Then he continued with the readings, beginning with Moses and all the prophets, he gave the homily by explaining to them the readings of the day and all that was written about himself. After that, there was offertory, when they begged him to stay with them. So, they offered him the bread and proceeded to the second part of the liturgy, the Eucharist. At the table, he took bread, blessed it, broke it, and gave it to them. It is worthy of note, the four important elements that happens during liturgy of the Eucharist. In the Eucharist, we offer ourselves as living sacrifice as Christ has done; the blessing over the gift replicates Christ’s very action, the breaking of bread (fractio panis), was not just to give a piece to each disciple but has a sacrificial meaning being consumed between Jesus and the Father, which signifies sharing and immolation. Also, submitting his will to the will of the Father. Hence, in the Eucharist, we must first “break” ourselves, giving ourselves out for the good of others and to God. After the breaking of bread, the two disciples went and told others how they recognized Christ. Similarly, at the end of the mass, the priest says, “Go forth, the mass is ended.” It is an imperative to go and make the risen Lord known to the world like the disciples.

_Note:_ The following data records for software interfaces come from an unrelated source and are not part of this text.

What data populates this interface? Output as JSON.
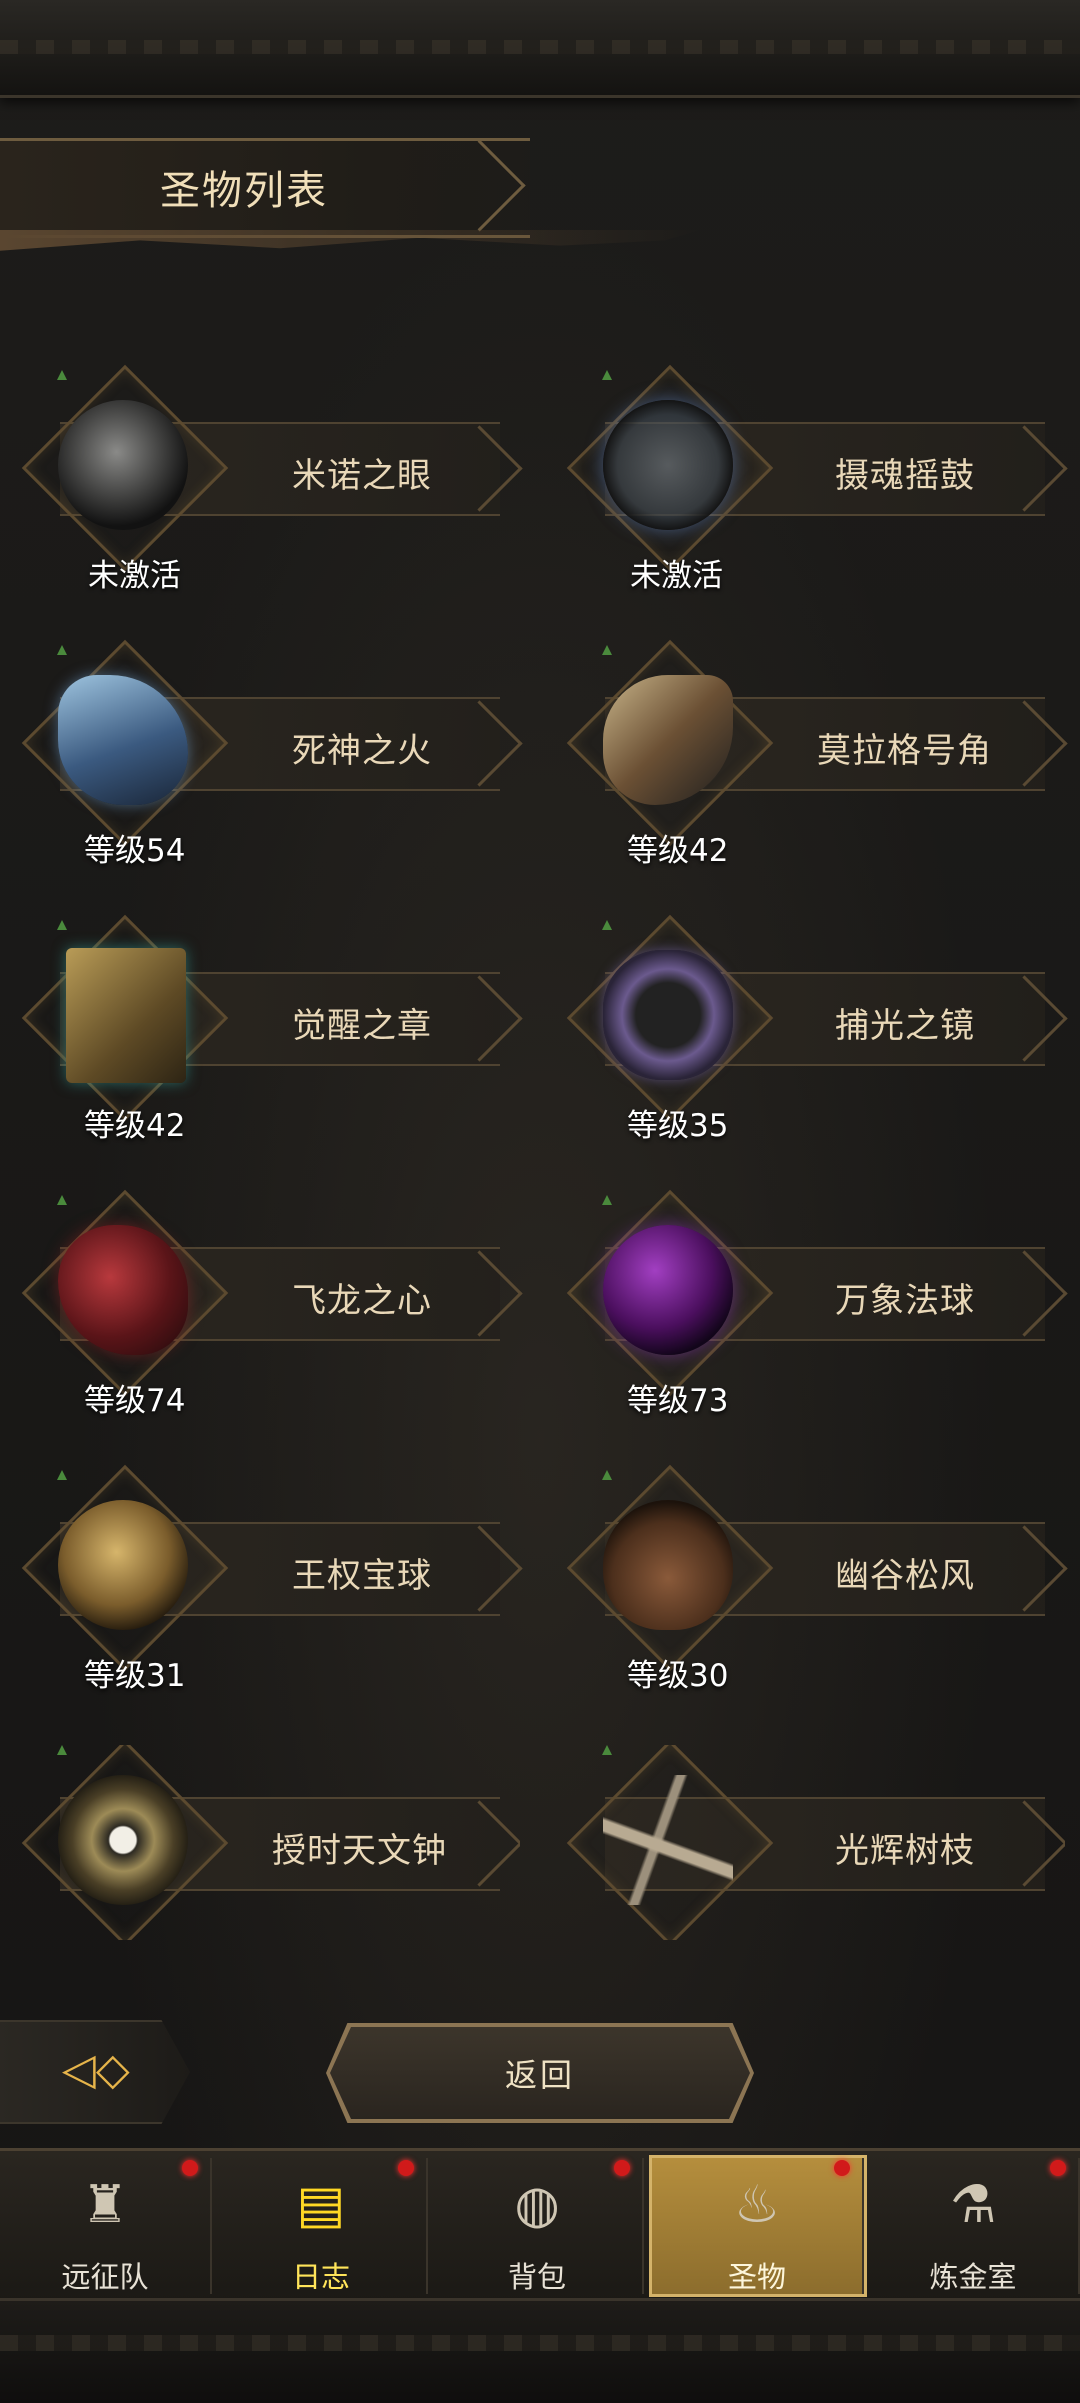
{
  "header": {
    "title": "圣物列表"
  },
  "relics": [
    {
      "name": "米诺之眼",
      "status": "未激活",
      "art": "eye-relic"
    },
    {
      "name": "摄魂摇鼓",
      "status": "未激活",
      "art": "drum-relic"
    },
    {
      "name": "死神之火",
      "status": "等级54",
      "art": "spectral-hand-relic"
    },
    {
      "name": "莫拉格号角",
      "status": "等级42",
      "art": "horn-relic"
    },
    {
      "name": "觉醒之章",
      "status": "等级42",
      "art": "book-relic"
    },
    {
      "name": "捕光之镜",
      "status": "等级35",
      "art": "mirror-relic"
    },
    {
      "name": "飞龙之心",
      "status": "等级74",
      "art": "heart-relic"
    },
    {
      "name": "万象法球",
      "status": "等级73",
      "art": "orb-relic"
    },
    {
      "name": "王权宝球",
      "status": "等级31",
      "art": "globe-relic"
    },
    {
      "name": "幽谷松风",
      "status": "等级30",
      "art": "lute-relic"
    },
    {
      "name": "授时天文钟",
      "status": "",
      "art": "astrolabe-clock-relic"
    },
    {
      "name": "光辉树枝",
      "status": "",
      "art": "branch-relic"
    }
  ],
  "footer": {
    "back_label": "返回"
  },
  "nav": [
    {
      "label": "远征队",
      "icon": "helmet-icon",
      "badge": true
    },
    {
      "label": "日志",
      "icon": "scroll-icon",
      "badge": true
    },
    {
      "label": "背包",
      "icon": "backpack-icon",
      "badge": true
    },
    {
      "label": "圣物",
      "icon": "relic-brazier-icon",
      "badge": true,
      "active": true
    },
    {
      "label": "炼金室",
      "icon": "alchemy-icon",
      "badge": true
    }
  ],
  "colors": {
    "accent_gold": "#b58e3d",
    "badge_red": "#d11a1a",
    "text_cream": "#e9d8b8"
  }
}
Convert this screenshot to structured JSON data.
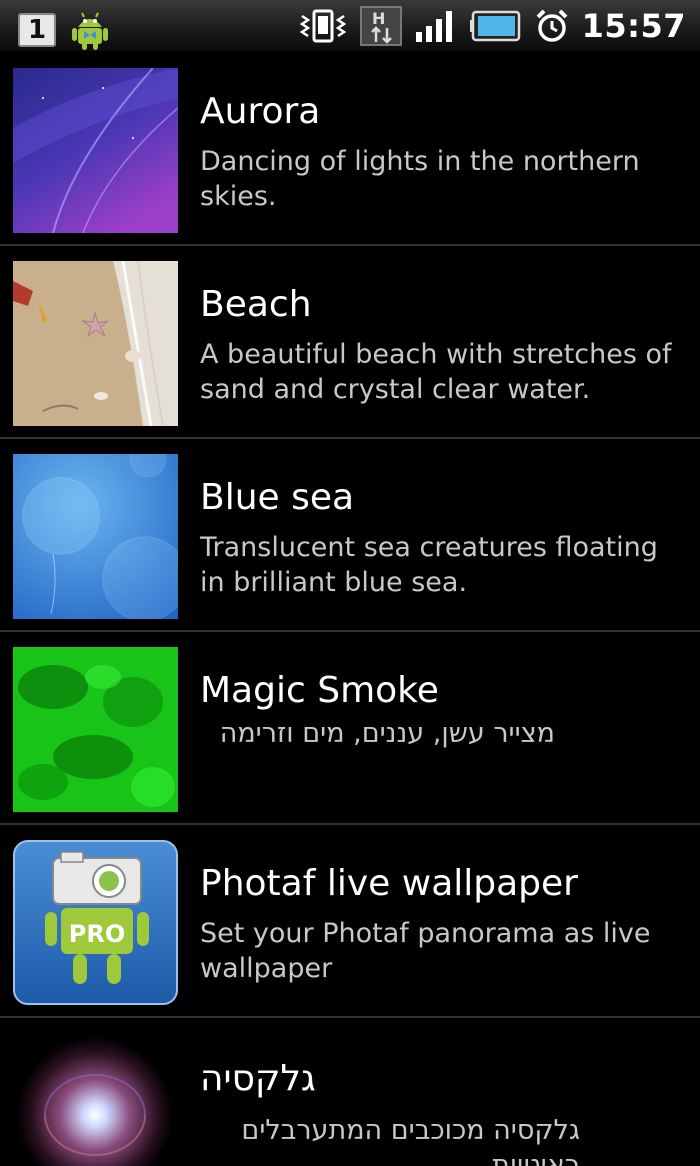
{
  "status_bar": {
    "notification_count": "1",
    "icons_left": [
      "notification-count-icon",
      "android-debug-icon"
    ],
    "icons_right": [
      "vibrate-icon",
      "hspa-data-icon",
      "signal-strength-icon",
      "battery-icon",
      "alarm-clock-icon"
    ],
    "time": "15:57"
  },
  "wallpapers": [
    {
      "title": "Aurora",
      "description": "Dancing of lights in the northern skies.",
      "thumbnail": "aurora-thumbnail"
    },
    {
      "title": "Beach",
      "description": "A beautiful beach with stretches of sand and crystal clear water.",
      "thumbnail": "beach-thumbnail"
    },
    {
      "title": "Blue sea",
      "description": "Translucent sea creatures floating in brilliant blue sea.",
      "thumbnail": "blue-sea-thumbnail"
    },
    {
      "title": "Magic Smoke",
      "description": "מצייר עשן, עננים, מים וזרימה",
      "thumbnail": "magic-smoke-thumbnail"
    },
    {
      "title": "Photaf live wallpaper",
      "description": "Set your Photaf panorama as live wallpaper",
      "thumbnail": "photaf-pro-thumbnail",
      "badge": "PRO"
    },
    {
      "title": "גלקסיה",
      "description": "גלקסיה מכוכבים המתערבלים ראיטיות",
      "thumbnail": "galaxy-thumbnail"
    }
  ]
}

We pray in the words of the disciples that Christ will stay with us as we encounter him in Holy Mass, which is our Emmaus.